Mandiant's assessment of the Chinese ferocious ATP activities is coinciding with this week's alert from Microsoft for Nobellum, the Russian menace actor behind the SolarWinds attack and an extensive e-mail campaign. In both cases, cyber espionage seems to be the major motif in support of national strategic objectives.

Supermicro and Pulse Secure Issue Advisories Regarding 'TricBoot' Assaults


Supermicro, a U.S.-based information technology firm and VPN provider Pulse Secure have released their advisories regarding the vulnerabilities of their motherboards to the TrickBot malware’s Unified Extensible Firmware Interface (UEFI) firmware-infecting module, called Trickboot. 

Last year, cybersecurity companies Advanced Intelligence and Eclypsium launched a joint report regarding a new malicious firmware-targeting ‘TrickBoot’ module delivered by the well-known TrickBot malware. When the TrickBoot module is executed, it will examine a gadget’s UEFI firmware to determine if it has ‘compose defense’ disabled. If it is, the malware contains the performance to check out, compose, and remove the firmware.

This might allow the malware to execute numerous destructive activities, such as bricking a gadget, bypassing operating system security controls, or reinfecting a system even after a complete reinstall. 

To examine if a UEFI BIOS has 'write protection' enabled, the module utilizes the RwDrv.sys chauffeur from the RWEverything energy.

Cybersecurity firms Advanced Intelligence and Eclypsium released a joint statement reading – “All requests to the UEFI firmware stored in the SPI flash chip go through the SPI controller, which is part of the Platform Controller Hub (PCH) on Intel platforms. This SPI controller includes access control mechanisms, which can be locked during the boot process in order to prevent unauthorized modification of the UEFI firmware stored in the SPI flash memory chip.”

“Modern systems are intended to enable those BIOS write protections to prevent the firmware from being modified; however, these protections are often not enabled or misconfigured. If the BIOS is not write-protected, attackers can easily modify the firmware or even delete it completely,” it further reads.

The malware’s ability to examine a gadget’s firmware is presently limited to specific Intel platforms, including Skylake, Kaby Lake, Coffee Lake, and Comet Lake. 

In an advisory released by Supermicro and Pulse Secure, they are alerting that some of their X10 UP motherboards have susceptibilities to the TrickBoot malware and have actually launched a ‘vital’ BIOS upgrade to enable write protection.

The susceptible X10 UP-series (‘Denlow’) motherboards are noted below.

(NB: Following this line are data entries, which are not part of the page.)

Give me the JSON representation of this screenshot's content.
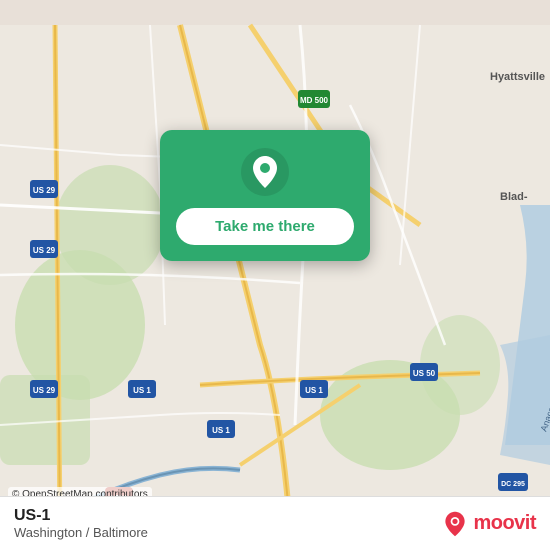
{
  "map": {
    "background_color": "#e8e0d8",
    "osm_attribution": "© OpenStreetMap contributors"
  },
  "popup": {
    "button_label": "Take me there",
    "pin_color": "#ffffff",
    "background_color": "#2eaa6e"
  },
  "bottom_bar": {
    "route_name": "US-1",
    "route_location": "Washington / Baltimore",
    "moovit_label": "moovit"
  }
}
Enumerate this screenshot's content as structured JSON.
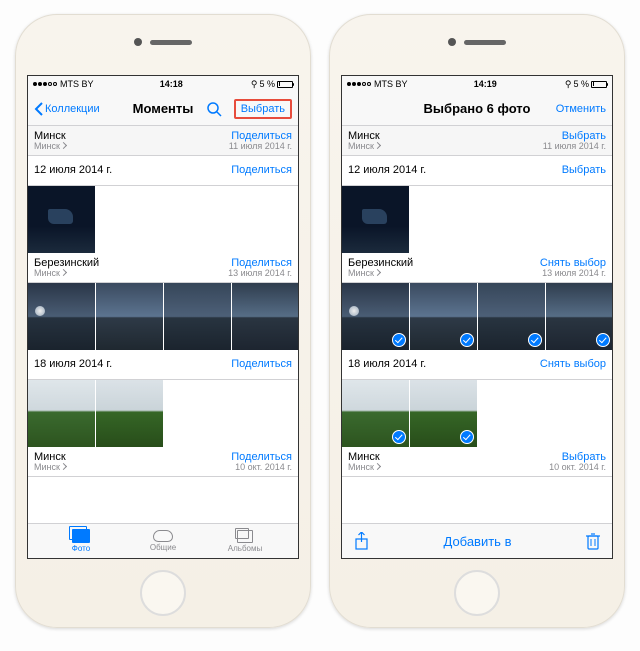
{
  "left": {
    "status": {
      "carrier": "MTS BY",
      "time": "14:18",
      "pct": "5 %"
    },
    "nav": {
      "back": "Коллекции",
      "title": "Моменты",
      "select": "Выбрать"
    },
    "sections": [
      {
        "loc": "Минск",
        "sub": "Минск",
        "action": "Поделиться",
        "date": "11 июля 2014 г.",
        "gray": true,
        "thumbs": []
      },
      {
        "loc": "12 июля 2014 г.",
        "sub": "",
        "action": "Поделиться",
        "date": "",
        "thumbs": [
          "t-dark"
        ]
      },
      {
        "loc": "Березинский",
        "sub": "Минск",
        "action": "Поделиться",
        "date": "13 июля 2014 г.",
        "thumbs": [
          "t-lake1",
          "t-lake2",
          "t-lake3",
          "t-lake4"
        ]
      },
      {
        "loc": "18 июля 2014 г.",
        "sub": "",
        "action": "Поделиться",
        "date": "",
        "thumbs": [
          "t-field1",
          "t-field2"
        ]
      },
      {
        "loc": "Минск",
        "sub": "Минск",
        "action": "Поделиться",
        "date": "10 окт. 2014 г.",
        "thumbs": []
      }
    ],
    "tabs": {
      "photos": "Фото",
      "shared": "Общие",
      "albums": "Альбомы"
    }
  },
  "right": {
    "status": {
      "carrier": "MTS BY",
      "time": "14:19",
      "pct": "5 %"
    },
    "nav": {
      "title": "Выбрано 6 фото",
      "cancel": "Отменить"
    },
    "sections": [
      {
        "loc": "Минск",
        "sub": "Минск",
        "action": "Выбрать",
        "date": "11 июля 2014 г.",
        "gray": true,
        "thumbs": []
      },
      {
        "loc": "12 июля 2014 г.",
        "sub": "",
        "action": "Выбрать",
        "date": "",
        "thumbs": [
          "t-dark"
        ]
      },
      {
        "loc": "Березинский",
        "sub": "Минск",
        "action": "Снять выбор",
        "date": "13 июля 2014 г.",
        "thumbs": [
          "t-lake1",
          "t-lake2",
          "t-lake3",
          "t-lake4"
        ],
        "selected": true
      },
      {
        "loc": "18 июля 2014 г.",
        "sub": "",
        "action": "Снять выбор",
        "date": "",
        "thumbs": [
          "t-field1",
          "t-field2"
        ],
        "selected": true
      },
      {
        "loc": "Минск",
        "sub": "Минск",
        "action": "Выбрать",
        "date": "10 окт. 2014 г.",
        "thumbs": []
      }
    ],
    "toolbar": {
      "add": "Добавить в"
    }
  }
}
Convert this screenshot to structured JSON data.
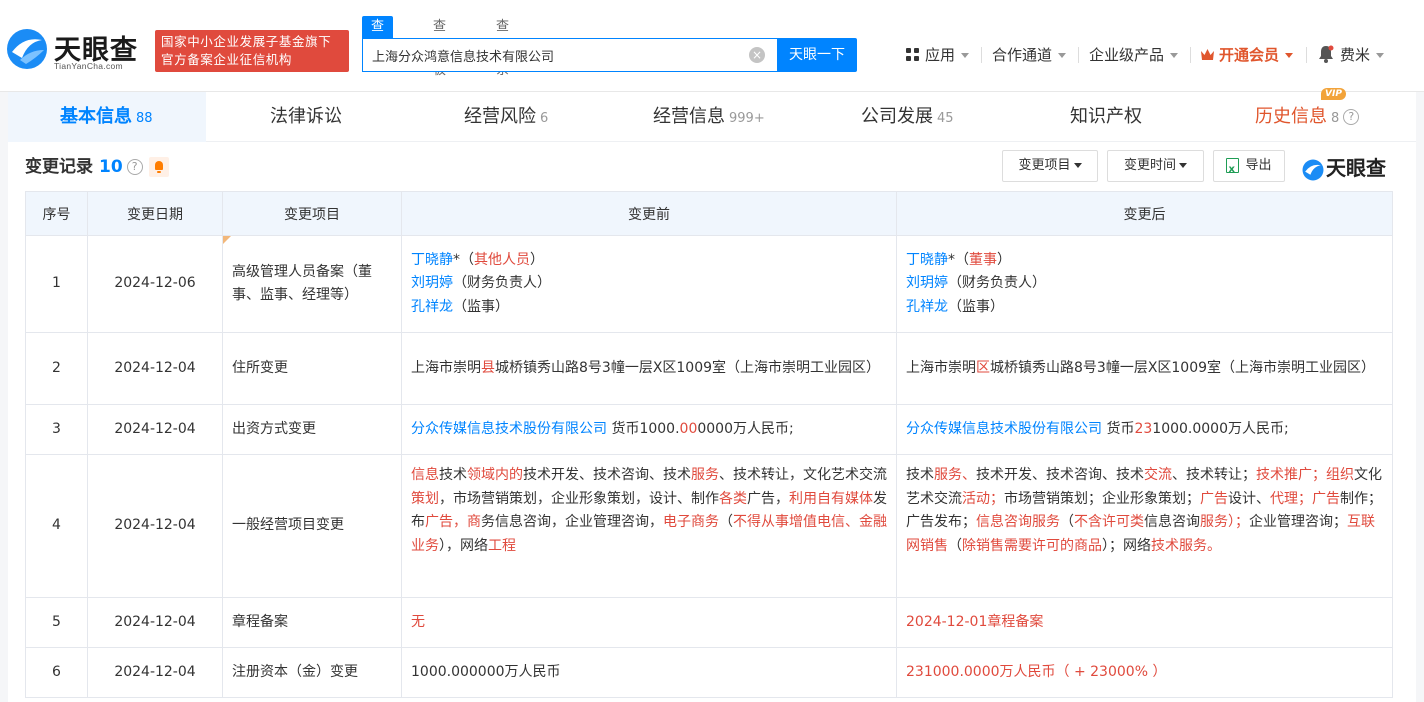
{
  "brand": {
    "name_cn": "天眼查",
    "name_en": "TianYanCha.com",
    "badge_line1": "国家中小企业发展子基金旗下",
    "badge_line2": "官方备案企业征信机构"
  },
  "search": {
    "tabs": [
      "查公司",
      "查老板",
      "查关系"
    ],
    "active_tab": 0,
    "value": "上海分众鸿意信息技术有限公司",
    "clear_glyph": "×",
    "button": "天眼一下"
  },
  "nav": {
    "apps": "应用",
    "partner": "合作通道",
    "enterprise": "企业级产品",
    "vip": "开通会员",
    "user": "费米"
  },
  "tabs": [
    {
      "label": "基本信息",
      "count": "88"
    },
    {
      "label": "法律诉讼",
      "count": ""
    },
    {
      "label": "经营风险",
      "count": "6"
    },
    {
      "label": "经营信息",
      "count": "999+"
    },
    {
      "label": "公司发展",
      "count": "45"
    },
    {
      "label": "知识产权",
      "count": ""
    },
    {
      "label": "历史信息",
      "count": "8",
      "tag": "VIP"
    }
  ],
  "section": {
    "title": "变更记录",
    "count": "10",
    "help": "?",
    "filter_item": "变更项目",
    "filter_time": "变更时间",
    "export": "导出",
    "watermark": "天眼查"
  },
  "table": {
    "headers": [
      "序号",
      "变更日期",
      "变更项目",
      "变更前",
      "变更后"
    ],
    "rows": [
      {
        "no": "1",
        "date": "2024-12-06",
        "item": "高级管理人员备案（董事、监事、经理等）",
        "before": [
          [
            {
              "t": "丁晓静",
              "c": "blue"
            },
            {
              "t": "*（"
            },
            {
              "t": "其他人员",
              "c": "red"
            },
            {
              "t": "）"
            }
          ],
          [
            {
              "t": "刘玥婷",
              "c": "blue"
            },
            {
              "t": "（财务负责人）"
            }
          ],
          [
            {
              "t": "孔祥龙",
              "c": "blue"
            },
            {
              "t": "（监事）"
            }
          ]
        ],
        "after": [
          [
            {
              "t": "丁晓静",
              "c": "blue"
            },
            {
              "t": "*（"
            },
            {
              "t": "董事",
              "c": "red"
            },
            {
              "t": "）"
            }
          ],
          [
            {
              "t": "刘玥婷",
              "c": "blue"
            },
            {
              "t": "（财务负责人）"
            }
          ],
          [
            {
              "t": "孔祥龙",
              "c": "blue"
            },
            {
              "t": "（监事）"
            }
          ]
        ]
      },
      {
        "no": "2",
        "date": "2024-12-04",
        "item": "住所变更",
        "before": [
          [
            {
              "t": "上海市崇明"
            },
            {
              "t": "县",
              "c": "red"
            },
            {
              "t": "城桥镇秀山路8号3幢一层X区1009室（上海市崇明工业园区）"
            }
          ]
        ],
        "after": [
          [
            {
              "t": "上海市崇明"
            },
            {
              "t": "区",
              "c": "red"
            },
            {
              "t": "城桥镇秀山路8号3幢一层X区1009室（上海市崇明工业园区）"
            }
          ]
        ]
      },
      {
        "no": "3",
        "date": "2024-12-04",
        "item": "出资方式变更",
        "before": [
          [
            {
              "t": "分众传媒信息技术股份有限公司",
              "c": "blue"
            },
            {
              "t": " 货币1000."
            },
            {
              "t": "00",
              "c": "red"
            },
            {
              "t": "0000万人民币;"
            }
          ]
        ],
        "after": [
          [
            {
              "t": "分众传媒信息技术股份有限公司",
              "c": "blue"
            },
            {
              "t": " 货币"
            },
            {
              "t": "23",
              "c": "red"
            },
            {
              "t": "1000.0000万人民币;"
            }
          ]
        ]
      },
      {
        "no": "4",
        "date": "2024-12-04",
        "item": "一般经营项目变更",
        "before": [
          [
            {
              "t": "信息",
              "c": "red"
            },
            {
              "t": "技术"
            },
            {
              "t": "领域内的",
              "c": "red"
            },
            {
              "t": "技术开发、技术咨询、技术"
            },
            {
              "t": "服务",
              "c": "red"
            },
            {
              "t": "、技术转让，文化艺术交流"
            },
            {
              "t": "策划",
              "c": "red"
            },
            {
              "t": "，市场营销策划，企业形象策划，设计、制作"
            },
            {
              "t": "各类",
              "c": "red"
            },
            {
              "t": "广告，"
            },
            {
              "t": "利用自有媒体",
              "c": "red"
            },
            {
              "t": "发布"
            },
            {
              "t": "广告，",
              "c": "red"
            },
            {
              "t": "商",
              "c": "red"
            },
            {
              "t": "务信息咨询，企业管理咨询，"
            },
            {
              "t": "电子商务",
              "c": "red"
            },
            {
              "t": "（"
            },
            {
              "t": "不得从事增值电信、金融业务",
              "c": "red"
            },
            {
              "t": "），"
            },
            {
              "t": "网络"
            },
            {
              "t": "工程",
              "c": "red"
            }
          ]
        ],
        "after": [
          [
            {
              "t": "技术"
            },
            {
              "t": "服务、",
              "c": "red"
            },
            {
              "t": "技术开发、技术咨询、技术"
            },
            {
              "t": "交流",
              "c": "red"
            },
            {
              "t": "、技术转让；"
            },
            {
              "t": "技术推广；组织",
              "c": "red"
            },
            {
              "t": "文化艺术交流"
            },
            {
              "t": "活动；",
              "c": "red"
            },
            {
              "t": "市场营销策划；企业形象策划；"
            },
            {
              "t": "广告",
              "c": "red"
            },
            {
              "t": "设计、"
            },
            {
              "t": "代理；广告",
              "c": "red"
            },
            {
              "t": "制作；广告发布；"
            },
            {
              "t": "信息咨询服务",
              "c": "red"
            },
            {
              "t": "（"
            },
            {
              "t": "不含许可类",
              "c": "red"
            },
            {
              "t": "信息咨询"
            },
            {
              "t": "服务）；",
              "c": "red"
            },
            {
              "t": "企业管理咨询；"
            },
            {
              "t": "互联网销售",
              "c": "red"
            },
            {
              "t": "（"
            },
            {
              "t": "除销售需要许可的商品",
              "c": "red"
            },
            {
              "t": "）；网络"
            },
            {
              "t": "技术服务。",
              "c": "red"
            }
          ]
        ]
      },
      {
        "no": "5",
        "date": "2024-12-04",
        "item": "章程备案",
        "before": [
          [
            {
              "t": "无",
              "c": "red"
            }
          ]
        ],
        "after": [
          [
            {
              "t": "2024-12-01章程备案",
              "c": "red"
            }
          ]
        ]
      },
      {
        "no": "6",
        "date": "2024-12-04",
        "item": "注册资本（金）变更",
        "before": [
          [
            {
              "t": "1000.000000万人民币"
            }
          ]
        ],
        "after": [
          [
            {
              "t": "231000.0000万人民币（ + 23000% ）",
              "c": "red"
            }
          ]
        ]
      }
    ]
  },
  "colors": {
    "accent": "#0084ff",
    "red": "#e04a3d",
    "orange": "#e0562d"
  }
}
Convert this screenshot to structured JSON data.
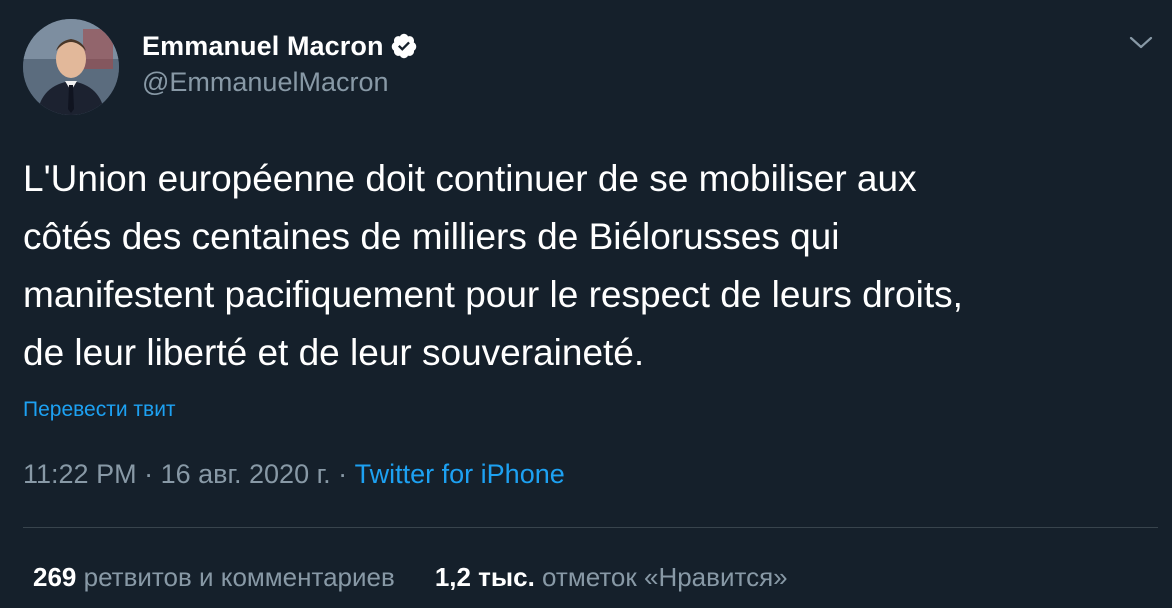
{
  "author": {
    "name": "Emmanuel Macron",
    "handle": "@EmmanuelMacron",
    "verified": true
  },
  "tweet": {
    "text": "L'Union européenne doit continuer de se mobiliser aux\ncôtés des centaines de milliers de Biélorusses qui\nmanifestent pacifiquement pour le respect de leurs droits,\nde leur liberté et de leur souveraineté.",
    "translate_label": "Перевести твит",
    "time": "11:22 PM",
    "sep1": " · ",
    "date": "16 авг. 2020 г.",
    "sep2": " · ",
    "source": "Twitter for iPhone"
  },
  "stats": {
    "retweets_count": "269",
    "retweets_label": "ретвитов и комментариев",
    "likes_count": "1,2 тыс.",
    "likes_label": "отметок «Нравится»"
  },
  "colors": {
    "background": "#15202b",
    "text": "#ffffff",
    "secondary": "#8899a6",
    "accent": "#1da1f2",
    "divider": "#38444d"
  },
  "icons": {
    "verified": "verified-badge-icon",
    "more": "chevron-down-icon"
  }
}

1. X10SLH-F (will EOL on 3/11/2021)
2. X10SLL-F (EOL’ed since 6/30/2015)
3. X10SLM-F (EOL’ed since 6/30/2015) 
4. X10SLL+-F (EOL’ed since 6/30/2015) 
5. X10SLM+-F (EOL’ed since 6/30/2015) 
6. X10SLM+-LN4F (EOL’ed since 6/30/2015)
7. X10SLA-F (EOL’ed since 6/30/2015) 
8. X10SL7-F (EOL’ed since 6/30/2015) 
9. X10SLL-S/-SF (EOL’ed since 6/30/2015) 

Supermicro has actually launched BIOS variation 3.4 to repair the vulnerability but has only released it openly for the X10SLH-F motherboard. Pulse Secure likewise issued an advisory as their Pulse Secure Device 5000 (PSA-5000), and Pulse Secure Device 7000 (PSA-7000) gadgets operate on susceptible Supermicro hardware.